WARSAW -- For the past 15 years, every time I've returned to Warsaw -- a city I first saw shrouded in the gloom of martial law -- I've been surprised anew by the scale of the changes. Every year there are more new buildings and more small businesses. Every year the middle class seems larger, and the once-vast gap between the average Pole and the average European seems smaller. Last week was no exception. While I was there, Secretary of State Condoleezza Rice was also in Warsaw, while the Polish president, Aleksander Kwasniewski, was in Washington -- and nobody made a fuss about either visit. Business as usual, in other words, in an ex-communist country that is now an active member of NATO and the European Union.
Yet not everything has changed. Quite by accident, my visit to Warsaw also coincided with the unexpectedly fierce renewal of a debate that last gripped the country a decade ago. At stake was a list of actual and potential secret police informers, preserved intact from the communist era, discovered in an archive, electronically copied by a journalist, and then somehow posted, in an unverifiable form, on the Internet. Since it appeared the country has been convulsed by an intense, déjà vu frenzy. One acquaintance told me that she walked into her office the morning after the story broke and found everyone silently scanning the list with their doors shut, looking for the names of friends, neighbors or themselves. The list was the most sought-after item on Polish Google. On the day I visited, crowds of people were standing outside the Institute of National Memory, where the files are kept, clamoring to see their files.

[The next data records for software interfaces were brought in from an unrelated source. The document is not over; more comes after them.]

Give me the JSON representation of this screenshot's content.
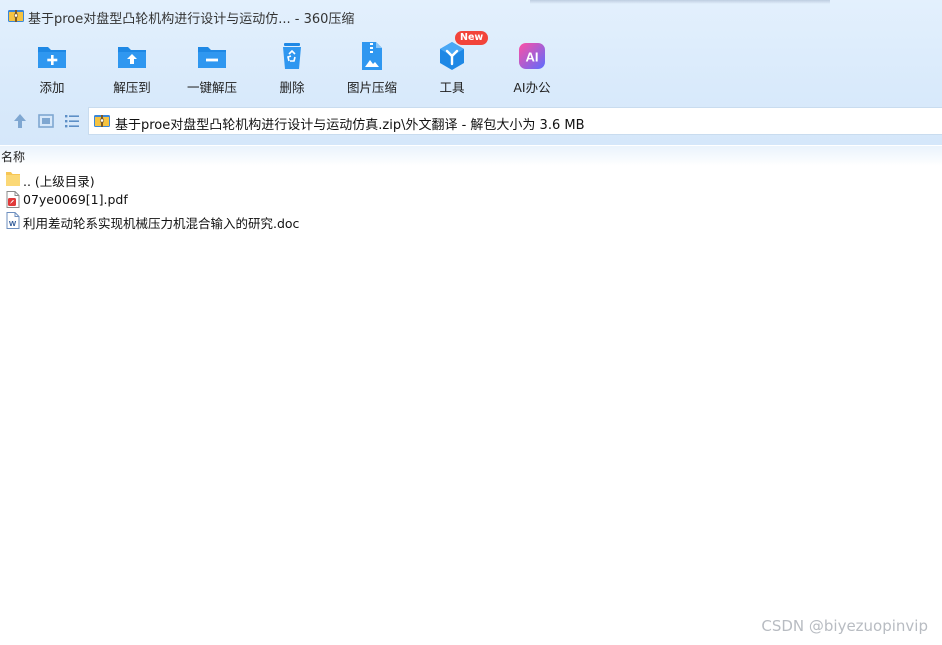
{
  "window": {
    "title": "基于proe对盘型凸轮机构进行设计与运动仿...  - 360压缩"
  },
  "toolbar": {
    "items": [
      {
        "label": "添加",
        "icon": "add-folder-icon"
      },
      {
        "label": "解压到",
        "icon": "extract-to-icon"
      },
      {
        "label": "一键解压",
        "icon": "one-click-extract-icon"
      },
      {
        "label": "删除",
        "icon": "recycle-bin-icon"
      },
      {
        "label": "图片压缩",
        "icon": "image-compress-icon"
      },
      {
        "label": "工具",
        "icon": "tools-icon",
        "badge": "New"
      },
      {
        "label": "AI办公",
        "icon": "ai-office-icon",
        "icon_text": "AI"
      }
    ]
  },
  "nav": {
    "path": "基于proe对盘型凸轮机构进行设计与运动仿真.zip\\外文翻译 - 解包大小为 3.6 MB"
  },
  "list": {
    "header_name": "名称",
    "rows": [
      {
        "name": ".. (上级目录)",
        "icon": "folder-icon"
      },
      {
        "name": "07ye0069[1].pdf",
        "icon": "pdf-file-icon"
      },
      {
        "name": "利用差动轮系实现机械压力机混合输入的研究.doc",
        "icon": "word-file-icon"
      }
    ]
  },
  "watermark": "CSDN @biyezuopinvip",
  "colors": {
    "toolbar_blue": "#1e88e5",
    "badge_red": "#f2443a",
    "ai_gradient_start": "#ff4fa3",
    "ai_gradient_end": "#5b6cff"
  }
}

The Communists were never punished. There was no "Nuremburg Trials" equivalent, and certainly no gallows. Instead, the Eichmanns and Goerings of the Soviet Bloc are now the "reformed Communists" - still in power! What is wrong with this picture?
Ah ~ those skeletons in the closet.